----- PROVIDED RECORDS -----

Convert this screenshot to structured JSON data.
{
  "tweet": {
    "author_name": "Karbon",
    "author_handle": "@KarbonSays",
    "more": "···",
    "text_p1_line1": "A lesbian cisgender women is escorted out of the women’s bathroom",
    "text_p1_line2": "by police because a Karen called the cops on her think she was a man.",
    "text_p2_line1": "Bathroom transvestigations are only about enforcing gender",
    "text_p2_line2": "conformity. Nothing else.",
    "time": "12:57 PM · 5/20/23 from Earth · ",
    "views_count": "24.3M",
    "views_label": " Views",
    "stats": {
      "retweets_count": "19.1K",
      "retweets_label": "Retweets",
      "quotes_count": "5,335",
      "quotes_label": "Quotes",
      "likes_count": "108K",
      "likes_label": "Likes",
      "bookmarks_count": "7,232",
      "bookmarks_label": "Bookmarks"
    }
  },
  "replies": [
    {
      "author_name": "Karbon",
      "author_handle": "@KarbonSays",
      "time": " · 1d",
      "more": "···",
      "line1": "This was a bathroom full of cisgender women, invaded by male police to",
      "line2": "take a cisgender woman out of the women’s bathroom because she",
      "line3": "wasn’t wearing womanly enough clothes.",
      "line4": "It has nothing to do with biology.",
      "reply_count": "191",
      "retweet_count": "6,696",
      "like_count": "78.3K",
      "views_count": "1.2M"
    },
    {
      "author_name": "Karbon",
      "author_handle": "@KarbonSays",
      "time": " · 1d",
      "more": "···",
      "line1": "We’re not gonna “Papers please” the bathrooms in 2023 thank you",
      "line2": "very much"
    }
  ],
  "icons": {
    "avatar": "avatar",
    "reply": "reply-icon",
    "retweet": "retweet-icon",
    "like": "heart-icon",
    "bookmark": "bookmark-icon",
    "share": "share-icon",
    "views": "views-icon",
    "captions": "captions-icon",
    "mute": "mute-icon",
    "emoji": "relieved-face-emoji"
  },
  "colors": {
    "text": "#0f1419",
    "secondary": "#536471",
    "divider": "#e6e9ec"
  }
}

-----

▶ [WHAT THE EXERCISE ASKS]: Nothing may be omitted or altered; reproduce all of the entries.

▶ [SOLUTION FOR THIS TASK]:
Convert this screenshot to structured JSON data.
{
  "tweet": {
    "author_name": "Karbon",
    "author_handle": "@KarbonSays",
    "more": "···",
    "text_p1_line1": "A lesbian cisgender women is escorted out of the women’s bathroom",
    "text_p1_line2": "by police because a Karen called the cops on her think she was a man.",
    "text_p2_line1": "Bathroom transvestigations are only about enforcing gender",
    "text_p2_line2": "conformity. Nothing else.",
    "time": "12:57 PM · 5/20/23 from Earth · ",
    "views_count": "24.3M",
    "views_label": " Views",
    "stats": {
      "retweets_count": "19.1K",
      "retweets_label": "Retweets",
      "quotes_count": "5,335",
      "quotes_label": "Quotes",
      "likes_count": "108K",
      "likes_label": "Likes",
      "bookmarks_count": "7,232",
      "bookmarks_label": "Bookmarks"
    }
  },
  "replies": [
    {
      "author_name": "Karbon",
      "author_handle": "@KarbonSays",
      "time": " · 1d",
      "more": "···",
      "line1": "This was a bathroom full of cisgender women, invaded by male police to",
      "line2": "take a cisgender woman out of the women’s bathroom because she",
      "line3": "wasn’t wearing womanly enough clothes.",
      "line4": "It has nothing to do with biology.",
      "reply_count": "191",
      "retweet_count": "6,696",
      "like_count": "78.3K",
      "views_count": "1.2M"
    },
    {
      "author_name": "Karbon",
      "author_handle": "@KarbonSays",
      "time": " · 1d",
      "more": "···",
      "line1": "We’re not gonna “Papers please” the bathrooms in 2023 thank you",
      "line2": "very much"
    }
  ],
  "icons": {
    "avatar": "avatar",
    "reply": "reply-icon",
    "retweet": "retweet-icon",
    "like": "heart-icon",
    "bookmark": "bookmark-icon",
    "share": "share-icon",
    "views": "views-icon",
    "captions": "captions-icon",
    "mute": "mute-icon",
    "emoji": "relieved-face-emoji"
  },
  "colors": {
    "text": "#0f1419",
    "secondary": "#536471",
    "divider": "#e6e9ec"
  }
}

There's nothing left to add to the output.